  13. Climate action: the climate crisis has deepened over the course of the last 80 years as more countries adopted fossil fuel power to run their economies, a process which will ultimately bear the heaviest burden for women since women’s lives globally tend to be dependent on their local resources, according to a recent UN report ( 
  14. Protect the oceans: the oceans make up two thirds of the Earth’s surface (and half of all ocean waters are in the Pacific, the Potato House’s nearest ocean). Acidification of the oceans from climate change and biodiversity loss will make it harder for women who live in coastal or aquatic locales to access fish and other marine life. 
  15. Life on Land: As above, ecological breakdown from biodiversity loss and topsoil erosion will cause immense damage to human societies and since women often carry the burden of planting crops in the global south, changes to life on land will heavily impact them the most. The Potato House has been a story of success in this regard for fostering topsoil renewal through the community garden project which improves the quality of soil for gardeners and thereby improves the quality of life in the community.
  16. Peace, justice, and strong institutions: the impact of wars on women can be both material and ideological. Wars typically force women to step in to roles they otherwise would not occupy and care for the injured and their families. They can also lead to the disempowerment of women. The Chilcotin War of 1864, which was fought just a few kilometers north and west of Williams Lake in Tsilhqot’in territory, ended when the colonial government of British Columbia executed five war chiefs at Quesnel and proclaimed them criminals, rather than warriors defending their lands. This event marked the land as belonging to British Columbia, not the Tsilhqot’in, whose traditional governance structure that included matriarchal councils and advisors were suppressed by the colony. 

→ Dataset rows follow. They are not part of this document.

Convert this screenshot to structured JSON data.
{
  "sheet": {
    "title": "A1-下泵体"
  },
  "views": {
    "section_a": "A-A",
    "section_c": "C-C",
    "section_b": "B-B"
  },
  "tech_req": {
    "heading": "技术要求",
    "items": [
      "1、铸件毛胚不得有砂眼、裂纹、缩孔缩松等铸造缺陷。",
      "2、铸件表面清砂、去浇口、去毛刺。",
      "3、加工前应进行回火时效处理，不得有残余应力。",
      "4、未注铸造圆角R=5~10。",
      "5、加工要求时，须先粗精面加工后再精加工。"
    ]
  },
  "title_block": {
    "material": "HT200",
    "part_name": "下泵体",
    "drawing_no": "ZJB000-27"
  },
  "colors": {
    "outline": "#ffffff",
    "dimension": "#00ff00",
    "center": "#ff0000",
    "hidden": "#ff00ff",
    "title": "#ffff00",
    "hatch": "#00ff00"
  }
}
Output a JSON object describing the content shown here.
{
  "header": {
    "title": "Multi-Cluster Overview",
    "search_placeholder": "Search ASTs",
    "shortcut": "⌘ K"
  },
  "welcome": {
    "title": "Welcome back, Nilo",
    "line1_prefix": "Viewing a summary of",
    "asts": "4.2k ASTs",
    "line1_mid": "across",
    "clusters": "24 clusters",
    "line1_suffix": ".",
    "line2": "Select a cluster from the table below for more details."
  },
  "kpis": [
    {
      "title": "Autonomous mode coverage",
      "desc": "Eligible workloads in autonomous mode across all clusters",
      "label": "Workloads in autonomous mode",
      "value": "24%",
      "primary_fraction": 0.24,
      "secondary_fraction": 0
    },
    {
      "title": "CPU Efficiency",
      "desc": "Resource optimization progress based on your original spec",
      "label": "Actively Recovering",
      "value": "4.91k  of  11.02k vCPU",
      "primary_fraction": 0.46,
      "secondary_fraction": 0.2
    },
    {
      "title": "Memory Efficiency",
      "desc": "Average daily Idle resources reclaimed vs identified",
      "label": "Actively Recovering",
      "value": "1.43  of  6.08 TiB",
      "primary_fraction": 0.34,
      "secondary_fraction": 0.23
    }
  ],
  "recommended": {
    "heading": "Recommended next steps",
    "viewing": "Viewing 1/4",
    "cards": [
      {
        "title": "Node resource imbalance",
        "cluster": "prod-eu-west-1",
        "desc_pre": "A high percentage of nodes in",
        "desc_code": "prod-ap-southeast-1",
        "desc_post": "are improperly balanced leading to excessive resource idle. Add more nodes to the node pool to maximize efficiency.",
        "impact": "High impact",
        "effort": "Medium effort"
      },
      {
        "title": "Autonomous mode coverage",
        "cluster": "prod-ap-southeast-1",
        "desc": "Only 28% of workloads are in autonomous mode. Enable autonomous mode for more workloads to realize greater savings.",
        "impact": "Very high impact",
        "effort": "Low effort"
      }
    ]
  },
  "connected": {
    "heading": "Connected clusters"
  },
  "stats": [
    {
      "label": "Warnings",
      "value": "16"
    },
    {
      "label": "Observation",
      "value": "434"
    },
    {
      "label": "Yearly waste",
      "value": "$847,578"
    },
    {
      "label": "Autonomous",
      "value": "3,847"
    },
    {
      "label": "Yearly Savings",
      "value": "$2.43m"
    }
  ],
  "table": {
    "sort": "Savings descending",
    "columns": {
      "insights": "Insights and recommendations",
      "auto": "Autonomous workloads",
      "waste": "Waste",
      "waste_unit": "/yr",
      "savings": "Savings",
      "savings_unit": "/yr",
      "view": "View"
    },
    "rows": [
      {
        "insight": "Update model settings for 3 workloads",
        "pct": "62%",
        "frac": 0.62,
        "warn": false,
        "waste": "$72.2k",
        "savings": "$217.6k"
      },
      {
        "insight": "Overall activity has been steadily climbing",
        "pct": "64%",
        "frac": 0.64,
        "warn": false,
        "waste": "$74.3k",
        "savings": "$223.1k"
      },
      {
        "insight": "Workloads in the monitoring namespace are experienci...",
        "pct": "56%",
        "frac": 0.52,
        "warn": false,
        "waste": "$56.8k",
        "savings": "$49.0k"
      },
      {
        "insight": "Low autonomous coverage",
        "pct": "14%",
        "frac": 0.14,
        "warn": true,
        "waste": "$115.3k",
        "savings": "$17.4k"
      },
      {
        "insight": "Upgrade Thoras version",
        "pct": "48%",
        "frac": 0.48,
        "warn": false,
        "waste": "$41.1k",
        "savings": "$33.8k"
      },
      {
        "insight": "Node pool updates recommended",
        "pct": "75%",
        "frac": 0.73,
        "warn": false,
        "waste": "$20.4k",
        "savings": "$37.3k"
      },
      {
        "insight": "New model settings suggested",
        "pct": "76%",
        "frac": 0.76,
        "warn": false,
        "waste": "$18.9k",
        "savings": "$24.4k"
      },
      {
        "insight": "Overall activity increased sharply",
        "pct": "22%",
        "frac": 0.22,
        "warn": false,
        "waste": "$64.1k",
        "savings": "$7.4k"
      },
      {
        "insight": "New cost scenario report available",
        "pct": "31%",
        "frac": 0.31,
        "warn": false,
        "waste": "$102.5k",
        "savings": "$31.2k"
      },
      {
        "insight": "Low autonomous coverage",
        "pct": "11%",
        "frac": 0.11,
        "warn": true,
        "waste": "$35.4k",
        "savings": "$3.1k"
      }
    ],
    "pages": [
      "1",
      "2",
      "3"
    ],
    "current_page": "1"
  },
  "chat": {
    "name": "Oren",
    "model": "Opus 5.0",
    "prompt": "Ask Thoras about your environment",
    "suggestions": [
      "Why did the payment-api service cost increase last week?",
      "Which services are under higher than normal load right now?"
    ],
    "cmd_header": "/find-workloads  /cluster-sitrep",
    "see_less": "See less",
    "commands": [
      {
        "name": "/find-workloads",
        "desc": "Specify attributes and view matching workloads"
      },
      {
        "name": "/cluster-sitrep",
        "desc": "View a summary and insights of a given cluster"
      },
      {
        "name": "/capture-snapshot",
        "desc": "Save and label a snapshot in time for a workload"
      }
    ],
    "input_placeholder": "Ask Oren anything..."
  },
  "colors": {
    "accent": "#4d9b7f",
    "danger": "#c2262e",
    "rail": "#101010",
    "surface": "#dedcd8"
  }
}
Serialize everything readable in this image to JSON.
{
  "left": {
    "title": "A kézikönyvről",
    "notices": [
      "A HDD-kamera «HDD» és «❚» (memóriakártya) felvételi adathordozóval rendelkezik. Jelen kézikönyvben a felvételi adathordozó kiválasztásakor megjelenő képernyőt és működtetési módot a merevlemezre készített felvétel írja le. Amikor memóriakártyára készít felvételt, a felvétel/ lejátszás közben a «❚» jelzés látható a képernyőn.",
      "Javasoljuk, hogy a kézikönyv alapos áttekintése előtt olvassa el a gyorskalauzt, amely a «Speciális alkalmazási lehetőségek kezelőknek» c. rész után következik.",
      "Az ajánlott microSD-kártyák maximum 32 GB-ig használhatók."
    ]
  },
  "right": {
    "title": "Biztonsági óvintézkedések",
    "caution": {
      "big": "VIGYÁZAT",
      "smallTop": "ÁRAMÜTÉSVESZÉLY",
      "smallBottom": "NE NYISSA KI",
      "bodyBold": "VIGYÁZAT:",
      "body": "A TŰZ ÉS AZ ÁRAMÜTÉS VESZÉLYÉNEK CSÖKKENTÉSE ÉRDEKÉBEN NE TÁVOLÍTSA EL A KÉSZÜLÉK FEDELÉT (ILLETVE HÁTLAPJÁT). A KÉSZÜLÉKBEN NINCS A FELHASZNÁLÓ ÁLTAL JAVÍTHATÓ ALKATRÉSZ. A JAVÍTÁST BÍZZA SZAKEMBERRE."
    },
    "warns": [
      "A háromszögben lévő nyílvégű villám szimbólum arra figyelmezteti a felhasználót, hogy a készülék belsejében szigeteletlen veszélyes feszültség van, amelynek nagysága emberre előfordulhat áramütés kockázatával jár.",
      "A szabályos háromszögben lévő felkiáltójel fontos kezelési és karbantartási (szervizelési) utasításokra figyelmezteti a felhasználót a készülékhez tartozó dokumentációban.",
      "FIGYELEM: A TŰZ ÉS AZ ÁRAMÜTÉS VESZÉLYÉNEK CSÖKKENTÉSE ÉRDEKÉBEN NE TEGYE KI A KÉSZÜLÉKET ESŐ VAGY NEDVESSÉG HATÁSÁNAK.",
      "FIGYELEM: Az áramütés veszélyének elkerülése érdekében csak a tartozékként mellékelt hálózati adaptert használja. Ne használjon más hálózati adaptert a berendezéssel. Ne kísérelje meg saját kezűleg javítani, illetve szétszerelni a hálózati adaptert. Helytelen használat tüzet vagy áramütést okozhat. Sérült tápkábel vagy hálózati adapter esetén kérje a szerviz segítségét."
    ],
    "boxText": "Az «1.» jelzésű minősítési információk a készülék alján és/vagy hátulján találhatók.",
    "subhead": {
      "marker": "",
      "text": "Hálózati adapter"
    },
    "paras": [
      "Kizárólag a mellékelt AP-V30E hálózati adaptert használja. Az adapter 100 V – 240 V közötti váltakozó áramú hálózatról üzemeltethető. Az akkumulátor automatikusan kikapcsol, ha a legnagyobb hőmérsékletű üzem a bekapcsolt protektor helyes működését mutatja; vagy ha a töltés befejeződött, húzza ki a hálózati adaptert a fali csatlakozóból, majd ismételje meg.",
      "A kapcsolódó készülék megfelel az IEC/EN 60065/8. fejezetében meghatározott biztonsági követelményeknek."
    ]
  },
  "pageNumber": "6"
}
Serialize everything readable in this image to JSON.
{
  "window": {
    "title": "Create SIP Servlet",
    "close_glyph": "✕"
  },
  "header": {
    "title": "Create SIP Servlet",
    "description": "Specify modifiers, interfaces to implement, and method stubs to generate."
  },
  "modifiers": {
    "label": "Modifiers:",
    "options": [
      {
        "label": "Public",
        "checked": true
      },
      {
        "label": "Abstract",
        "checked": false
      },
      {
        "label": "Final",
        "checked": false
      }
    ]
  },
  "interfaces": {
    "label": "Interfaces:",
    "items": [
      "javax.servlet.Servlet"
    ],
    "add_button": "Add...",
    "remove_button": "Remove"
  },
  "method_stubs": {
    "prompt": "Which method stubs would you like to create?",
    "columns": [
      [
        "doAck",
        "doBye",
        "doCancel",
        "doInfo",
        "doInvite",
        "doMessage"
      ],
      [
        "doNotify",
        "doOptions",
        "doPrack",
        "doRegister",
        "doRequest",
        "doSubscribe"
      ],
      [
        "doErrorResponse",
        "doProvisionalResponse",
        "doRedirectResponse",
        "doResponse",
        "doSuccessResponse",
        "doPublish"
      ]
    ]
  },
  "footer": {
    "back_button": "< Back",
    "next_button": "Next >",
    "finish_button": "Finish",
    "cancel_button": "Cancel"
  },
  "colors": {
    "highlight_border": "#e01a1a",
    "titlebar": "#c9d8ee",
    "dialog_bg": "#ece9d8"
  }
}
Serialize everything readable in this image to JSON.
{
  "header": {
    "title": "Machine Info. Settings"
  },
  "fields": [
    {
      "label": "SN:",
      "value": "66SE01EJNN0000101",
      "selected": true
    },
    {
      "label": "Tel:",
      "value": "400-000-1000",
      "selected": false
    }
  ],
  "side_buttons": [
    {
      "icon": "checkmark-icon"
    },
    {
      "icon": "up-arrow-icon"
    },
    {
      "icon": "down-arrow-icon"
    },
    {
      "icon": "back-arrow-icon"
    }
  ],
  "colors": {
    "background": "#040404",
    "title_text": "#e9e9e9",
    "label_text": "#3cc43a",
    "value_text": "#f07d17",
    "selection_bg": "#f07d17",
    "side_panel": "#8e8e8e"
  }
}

  17. Partnerships for the goals: the global partnership for sustainable development requires not only international consciousness and cooperation and increased recognition of women who are often underrepresented in feminist projects. Transwomen, non-binary, and queer women’s needs are often not considered legitimate or “not sufficiently female” and thus are neglected. In the spirit of building these partnerships, the Potato House is beginning by forging relationships with the Williams Lake Pride Society to provide a venue for their communities to tell their stories in an arts and culture setting.